§ Problem: Pictures aside, write every record out again word for word.

App and web page records:

************

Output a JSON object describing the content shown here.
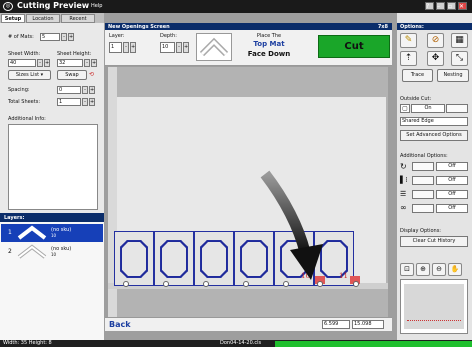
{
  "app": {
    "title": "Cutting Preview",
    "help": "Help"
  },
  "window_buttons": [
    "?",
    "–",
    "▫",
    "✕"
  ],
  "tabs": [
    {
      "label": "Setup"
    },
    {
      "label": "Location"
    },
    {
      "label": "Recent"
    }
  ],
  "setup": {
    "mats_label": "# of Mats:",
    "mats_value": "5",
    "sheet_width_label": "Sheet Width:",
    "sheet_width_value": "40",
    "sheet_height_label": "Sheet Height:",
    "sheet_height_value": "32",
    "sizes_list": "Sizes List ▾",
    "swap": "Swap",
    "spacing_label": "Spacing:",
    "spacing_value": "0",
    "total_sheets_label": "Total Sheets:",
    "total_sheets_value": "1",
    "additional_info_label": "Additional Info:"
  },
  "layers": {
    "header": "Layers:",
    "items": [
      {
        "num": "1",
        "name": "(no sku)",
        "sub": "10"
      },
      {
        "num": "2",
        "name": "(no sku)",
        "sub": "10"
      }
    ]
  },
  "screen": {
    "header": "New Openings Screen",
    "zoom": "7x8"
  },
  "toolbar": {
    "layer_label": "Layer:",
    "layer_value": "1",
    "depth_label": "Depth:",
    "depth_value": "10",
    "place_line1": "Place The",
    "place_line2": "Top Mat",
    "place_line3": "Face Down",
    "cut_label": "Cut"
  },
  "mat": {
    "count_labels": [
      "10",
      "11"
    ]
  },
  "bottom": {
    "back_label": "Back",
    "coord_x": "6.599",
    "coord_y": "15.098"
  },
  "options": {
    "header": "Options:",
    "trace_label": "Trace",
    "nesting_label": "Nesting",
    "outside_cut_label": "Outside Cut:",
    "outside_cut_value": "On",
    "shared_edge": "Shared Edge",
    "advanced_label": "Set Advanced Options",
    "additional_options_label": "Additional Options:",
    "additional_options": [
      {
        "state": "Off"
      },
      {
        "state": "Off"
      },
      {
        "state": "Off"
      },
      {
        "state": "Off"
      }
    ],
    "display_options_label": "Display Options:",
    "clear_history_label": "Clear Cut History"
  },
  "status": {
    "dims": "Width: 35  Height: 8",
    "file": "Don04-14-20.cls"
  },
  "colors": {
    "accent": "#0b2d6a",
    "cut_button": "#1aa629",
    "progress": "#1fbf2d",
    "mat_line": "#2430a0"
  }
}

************

§ Answer box:
Output a JSON object describing the content shown here.
{
  "app": {
    "title": "Cutting Preview",
    "help": "Help"
  },
  "window_buttons": [
    "?",
    "–",
    "▫",
    "✕"
  ],
  "tabs": [
    {
      "label": "Setup"
    },
    {
      "label": "Location"
    },
    {
      "label": "Recent"
    }
  ],
  "setup": {
    "mats_label": "# of Mats:",
    "mats_value": "5",
    "sheet_width_label": "Sheet Width:",
    "sheet_width_value": "40",
    "sheet_height_label": "Sheet Height:",
    "sheet_height_value": "32",
    "sizes_list": "Sizes List ▾",
    "swap": "Swap",
    "spacing_label": "Spacing:",
    "spacing_value": "0",
    "total_sheets_label": "Total Sheets:",
    "total_sheets_value": "1",
    "additional_info_label": "Additional Info:"
  },
  "layers": {
    "header": "Layers:",
    "items": [
      {
        "num": "1",
        "name": "(no sku)",
        "sub": "10"
      },
      {
        "num": "2",
        "name": "(no sku)",
        "sub": "10"
      }
    ]
  },
  "screen": {
    "header": "New Openings Screen",
    "zoom": "7x8"
  },
  "toolbar": {
    "layer_label": "Layer:",
    "layer_value": "1",
    "depth_label": "Depth:",
    "depth_value": "10",
    "place_line1": "Place The",
    "place_line2": "Top Mat",
    "place_line3": "Face Down",
    "cut_label": "Cut"
  },
  "mat": {
    "count_labels": [
      "10",
      "11"
    ]
  },
  "bottom": {
    "back_label": "Back",
    "coord_x": "6.599",
    "coord_y": "15.098"
  },
  "options": {
    "header": "Options:",
    "trace_label": "Trace",
    "nesting_label": "Nesting",
    "outside_cut_label": "Outside Cut:",
    "outside_cut_value": "On",
    "shared_edge": "Shared Edge",
    "advanced_label": "Set Advanced Options",
    "additional_options_label": "Additional Options:",
    "additional_options": [
      {
        "state": "Off"
      },
      {
        "state": "Off"
      },
      {
        "state": "Off"
      },
      {
        "state": "Off"
      }
    ],
    "display_options_label": "Display Options:",
    "clear_history_label": "Clear Cut History"
  },
  "status": {
    "dims": "Width: 35  Height: 8",
    "file": "Don04-14-20.cls"
  },
  "colors": {
    "accent": "#0b2d6a",
    "cut_button": "#1aa629",
    "progress": "#1fbf2d",
    "mat_line": "#2430a0"
  }
}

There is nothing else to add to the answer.